> _Records supplied_
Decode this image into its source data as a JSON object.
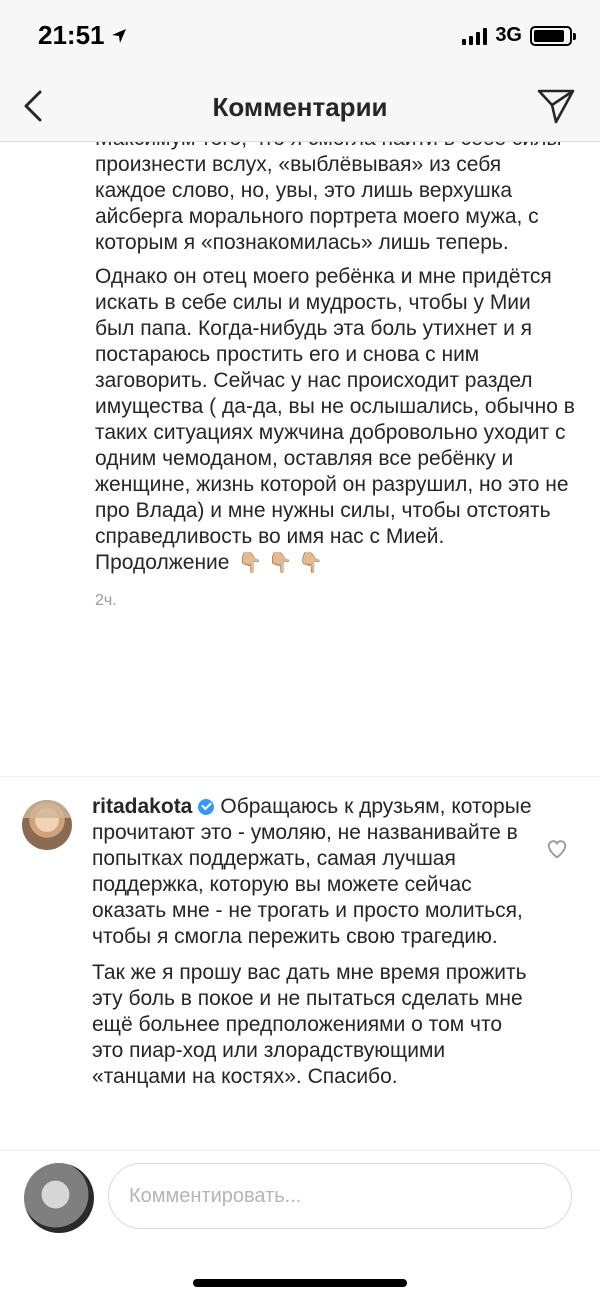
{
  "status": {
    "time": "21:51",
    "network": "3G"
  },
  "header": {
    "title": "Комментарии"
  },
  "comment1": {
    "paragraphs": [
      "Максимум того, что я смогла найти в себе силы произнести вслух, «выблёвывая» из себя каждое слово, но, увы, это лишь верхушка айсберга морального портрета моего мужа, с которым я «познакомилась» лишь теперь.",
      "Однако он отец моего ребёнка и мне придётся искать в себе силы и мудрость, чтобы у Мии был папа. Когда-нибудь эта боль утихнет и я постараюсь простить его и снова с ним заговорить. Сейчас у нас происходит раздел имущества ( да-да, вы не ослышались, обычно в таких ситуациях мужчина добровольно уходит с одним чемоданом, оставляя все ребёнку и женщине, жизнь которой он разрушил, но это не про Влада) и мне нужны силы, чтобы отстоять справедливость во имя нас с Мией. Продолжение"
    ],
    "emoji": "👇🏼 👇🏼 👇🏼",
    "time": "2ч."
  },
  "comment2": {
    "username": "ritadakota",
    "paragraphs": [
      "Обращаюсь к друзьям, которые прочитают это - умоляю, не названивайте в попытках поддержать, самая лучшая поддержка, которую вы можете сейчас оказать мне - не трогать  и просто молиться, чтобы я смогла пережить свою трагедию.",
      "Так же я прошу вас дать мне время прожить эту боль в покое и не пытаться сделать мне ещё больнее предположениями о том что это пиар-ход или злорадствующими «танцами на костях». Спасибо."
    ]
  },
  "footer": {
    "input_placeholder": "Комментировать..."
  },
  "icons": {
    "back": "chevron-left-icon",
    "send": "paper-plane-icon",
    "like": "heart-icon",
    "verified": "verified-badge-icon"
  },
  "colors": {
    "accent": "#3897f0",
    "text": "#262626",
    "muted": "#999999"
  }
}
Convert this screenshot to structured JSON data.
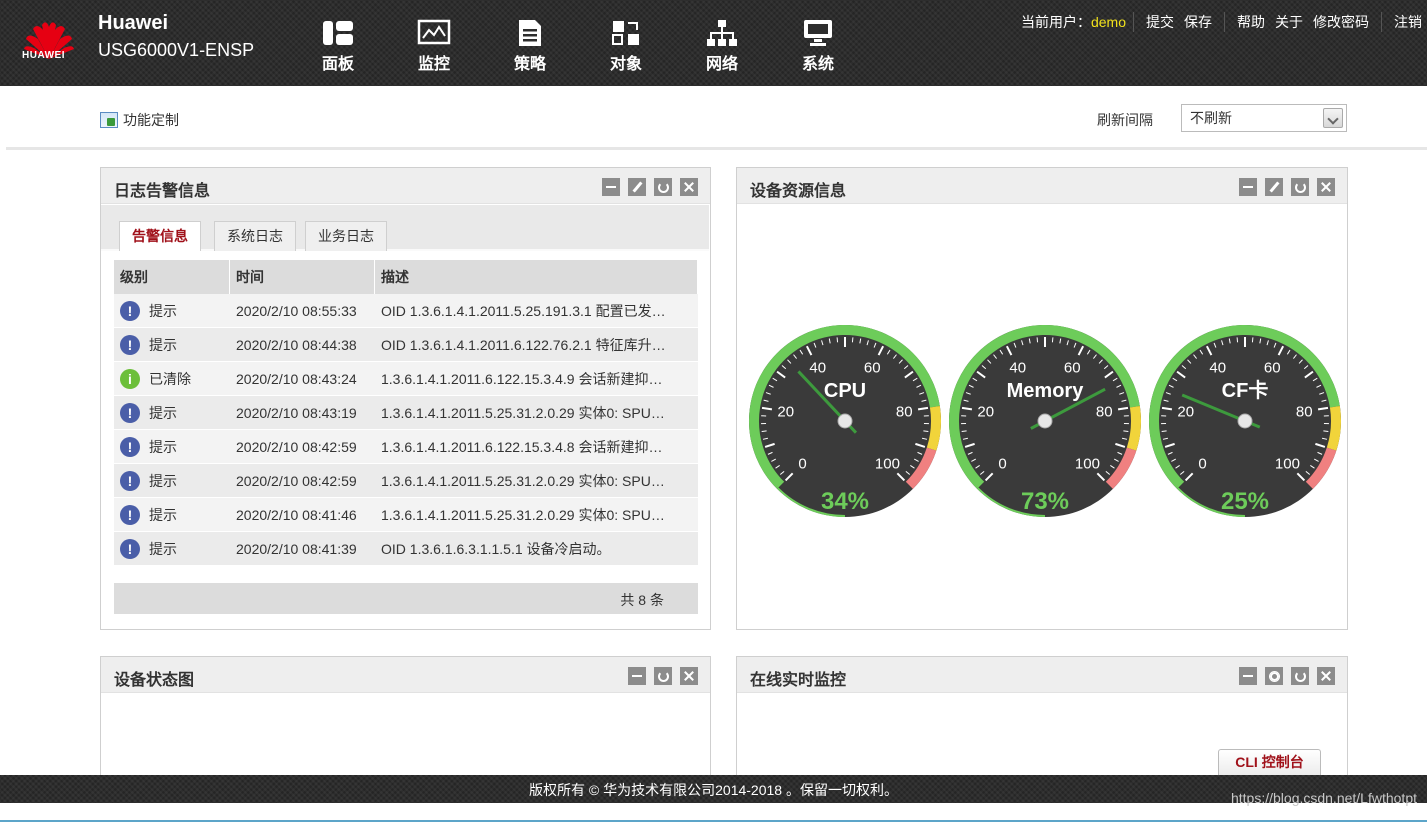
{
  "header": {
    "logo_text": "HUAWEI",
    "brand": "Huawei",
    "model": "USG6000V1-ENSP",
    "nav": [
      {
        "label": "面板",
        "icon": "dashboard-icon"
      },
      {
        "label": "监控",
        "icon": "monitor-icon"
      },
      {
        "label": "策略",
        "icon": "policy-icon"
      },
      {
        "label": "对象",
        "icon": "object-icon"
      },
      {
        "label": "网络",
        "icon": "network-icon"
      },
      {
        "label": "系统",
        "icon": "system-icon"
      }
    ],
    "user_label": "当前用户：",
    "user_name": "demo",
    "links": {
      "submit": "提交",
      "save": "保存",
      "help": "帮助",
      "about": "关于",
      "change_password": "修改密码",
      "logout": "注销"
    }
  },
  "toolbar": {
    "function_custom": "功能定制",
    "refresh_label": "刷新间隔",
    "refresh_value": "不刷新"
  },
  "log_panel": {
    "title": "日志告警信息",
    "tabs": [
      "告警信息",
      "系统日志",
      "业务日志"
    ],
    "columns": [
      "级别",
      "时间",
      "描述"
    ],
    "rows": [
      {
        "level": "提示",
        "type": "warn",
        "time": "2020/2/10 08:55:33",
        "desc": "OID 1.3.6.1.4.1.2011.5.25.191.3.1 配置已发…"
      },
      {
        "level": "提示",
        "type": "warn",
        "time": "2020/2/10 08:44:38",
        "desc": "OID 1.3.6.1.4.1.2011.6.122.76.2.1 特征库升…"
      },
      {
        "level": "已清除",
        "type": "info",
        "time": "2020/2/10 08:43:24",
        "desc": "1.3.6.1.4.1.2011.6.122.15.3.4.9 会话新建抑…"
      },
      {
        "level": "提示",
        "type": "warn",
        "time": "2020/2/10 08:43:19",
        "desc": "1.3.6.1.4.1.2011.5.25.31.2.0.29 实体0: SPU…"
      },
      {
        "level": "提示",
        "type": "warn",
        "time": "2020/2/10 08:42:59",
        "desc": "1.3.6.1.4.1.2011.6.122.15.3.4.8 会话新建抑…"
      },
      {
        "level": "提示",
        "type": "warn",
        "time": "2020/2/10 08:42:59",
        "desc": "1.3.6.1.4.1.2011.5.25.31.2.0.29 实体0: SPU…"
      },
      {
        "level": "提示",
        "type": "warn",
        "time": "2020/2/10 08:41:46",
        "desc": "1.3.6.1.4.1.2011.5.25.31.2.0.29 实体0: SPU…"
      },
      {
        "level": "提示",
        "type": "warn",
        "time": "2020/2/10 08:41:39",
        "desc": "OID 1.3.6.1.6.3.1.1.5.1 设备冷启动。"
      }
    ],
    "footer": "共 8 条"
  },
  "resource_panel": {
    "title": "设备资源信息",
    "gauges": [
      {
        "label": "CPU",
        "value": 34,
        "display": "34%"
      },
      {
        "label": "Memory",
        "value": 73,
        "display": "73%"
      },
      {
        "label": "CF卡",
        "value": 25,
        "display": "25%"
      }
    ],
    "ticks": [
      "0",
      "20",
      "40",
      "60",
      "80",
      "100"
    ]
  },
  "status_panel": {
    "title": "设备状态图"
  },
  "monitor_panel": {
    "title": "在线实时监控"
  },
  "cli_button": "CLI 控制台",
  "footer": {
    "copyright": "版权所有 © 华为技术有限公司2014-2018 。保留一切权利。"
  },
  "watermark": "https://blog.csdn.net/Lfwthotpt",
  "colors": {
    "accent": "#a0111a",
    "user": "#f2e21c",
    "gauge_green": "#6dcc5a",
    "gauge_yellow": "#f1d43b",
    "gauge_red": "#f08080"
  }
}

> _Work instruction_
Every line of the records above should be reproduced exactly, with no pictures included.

> _Written answer_
Decode this image into its source data as a JSON object.
{
  "status": {
    "time": "21:51",
    "network": "3G"
  },
  "header": {
    "title": "Комментарии"
  },
  "comment1": {
    "paragraphs": [
      "Максимум того, что я смогла найти в себе силы произнести вслух, «выблёвывая» из себя каждое слово, но, увы, это лишь верхушка айсберга морального портрета моего мужа, с которым я «познакомилась» лишь теперь.",
      "Однако он отец моего ребёнка и мне придётся искать в себе силы и мудрость, чтобы у Мии был папа. Когда-нибудь эта боль утихнет и я постараюсь простить его и снова с ним заговорить. Сейчас у нас происходит раздел имущества ( да-да, вы не ослышались, обычно в таких ситуациях мужчина добровольно уходит с одним чемоданом, оставляя все ребёнку и женщине, жизнь которой он разрушил, но это не про Влада) и мне нужны силы, чтобы отстоять справедливость во имя нас с Мией. Продолжение"
    ],
    "emoji": "👇🏼 👇🏼 👇🏼",
    "time": "2ч."
  },
  "comment2": {
    "username": "ritadakota",
    "paragraphs": [
      "Обращаюсь к друзьям, которые прочитают это - умоляю, не названивайте в попытках поддержать, самая лучшая поддержка, которую вы можете сейчас оказать мне - не трогать  и просто молиться, чтобы я смогла пережить свою трагедию.",
      "Так же я прошу вас дать мне время прожить эту боль в покое и не пытаться сделать мне ещё больнее предположениями о том что это пиар-ход или злорадствующими «танцами на костях». Спасибо."
    ]
  },
  "footer": {
    "input_placeholder": "Комментировать..."
  },
  "icons": {
    "back": "chevron-left-icon",
    "send": "paper-plane-icon",
    "like": "heart-icon",
    "verified": "verified-badge-icon"
  },
  "colors": {
    "accent": "#3897f0",
    "text": "#262626",
    "muted": "#999999"
  }
}
Convert this screenshot to structured JSON data.
{
  "header": {
    "logo_text": "HUAWEI",
    "brand": "Huawei",
    "model": "USG6000V1-ENSP",
    "nav": [
      {
        "label": "面板",
        "icon": "dashboard-icon"
      },
      {
        "label": "监控",
        "icon": "monitor-icon"
      },
      {
        "label": "策略",
        "icon": "policy-icon"
      },
      {
        "label": "对象",
        "icon": "object-icon"
      },
      {
        "label": "网络",
        "icon": "network-icon"
      },
      {
        "label": "系统",
        "icon": "system-icon"
      }
    ],
    "user_label": "当前用户：",
    "user_name": "demo",
    "links": {
      "submit": "提交",
      "save": "保存",
      "help": "帮助",
      "about": "关于",
      "change_password": "修改密码",
      "logout": "注销"
    }
  },
  "toolbar": {
    "function_custom": "功能定制",
    "refresh_label": "刷新间隔",
    "refresh_value": "不刷新"
  },
  "log_panel": {
    "title": "日志告警信息",
    "tabs": [
      "告警信息",
      "系统日志",
      "业务日志"
    ],
    "columns": [
      "级别",
      "时间",
      "描述"
    ],
    "rows": [
      {
        "level": "提示",
        "type": "warn",
        "time": "2020/2/10 08:55:33",
        "desc": "OID 1.3.6.1.4.1.2011.5.25.191.3.1 配置已发…"
      },
      {
        "level": "提示",
        "type": "warn",
        "time": "2020/2/10 08:44:38",
        "desc": "OID 1.3.6.1.4.1.2011.6.122.76.2.1 特征库升…"
      },
      {
        "level": "已清除",
        "type": "info",
        "time": "2020/2/10 08:43:24",
        "desc": "1.3.6.1.4.1.2011.6.122.15.3.4.9 会话新建抑…"
      },
      {
        "level": "提示",
        "type": "warn",
        "time": "2020/2/10 08:43:19",
        "desc": "1.3.6.1.4.1.2011.5.25.31.2.0.29 实体0: SPU…"
      },
      {
        "level": "提示",
        "type": "warn",
        "time": "2020/2/10 08:42:59",
        "desc": "1.3.6.1.4.1.2011.6.122.15.3.4.8 会话新建抑…"
      },
      {
        "level": "提示",
        "type": "warn",
        "time": "2020/2/10 08:42:59",
        "desc": "1.3.6.1.4.1.2011.5.25.31.2.0.29 实体0: SPU…"
      },
      {
        "level": "提示",
        "type": "warn",
        "time": "2020/2/10 08:41:46",
        "desc": "1.3.6.1.4.1.2011.5.25.31.2.0.29 实体0: SPU…"
      },
      {
        "level": "提示",
        "type": "warn",
        "time": "2020/2/10 08:41:39",
        "desc": "OID 1.3.6.1.6.3.1.1.5.1 设备冷启动。"
      }
    ],
    "footer": "共 8 条"
  },
  "resource_panel": {
    "title": "设备资源信息",
    "gauges": [
      {
        "label": "CPU",
        "value": 34,
        "display": "34%"
      },
      {
        "label": "Memory",
        "value": 73,
        "display": "73%"
      },
      {
        "label": "CF卡",
        "value": 25,
        "display": "25%"
      }
    ],
    "ticks": [
      "0",
      "20",
      "40",
      "60",
      "80",
      "100"
    ]
  },
  "status_panel": {
    "title": "设备状态图"
  },
  "monitor_panel": {
    "title": "在线实时监控"
  },
  "cli_button": "CLI 控制台",
  "footer": {
    "copyright": "版权所有 © 华为技术有限公司2014-2018 。保留一切权利。"
  },
  "watermark": "https://blog.csdn.net/Lfwthotpt",
  "colors": {
    "accent": "#a0111a",
    "user": "#f2e21c",
    "gauge_green": "#6dcc5a",
    "gauge_yellow": "#f1d43b",
    "gauge_red": "#f08080"
  }
}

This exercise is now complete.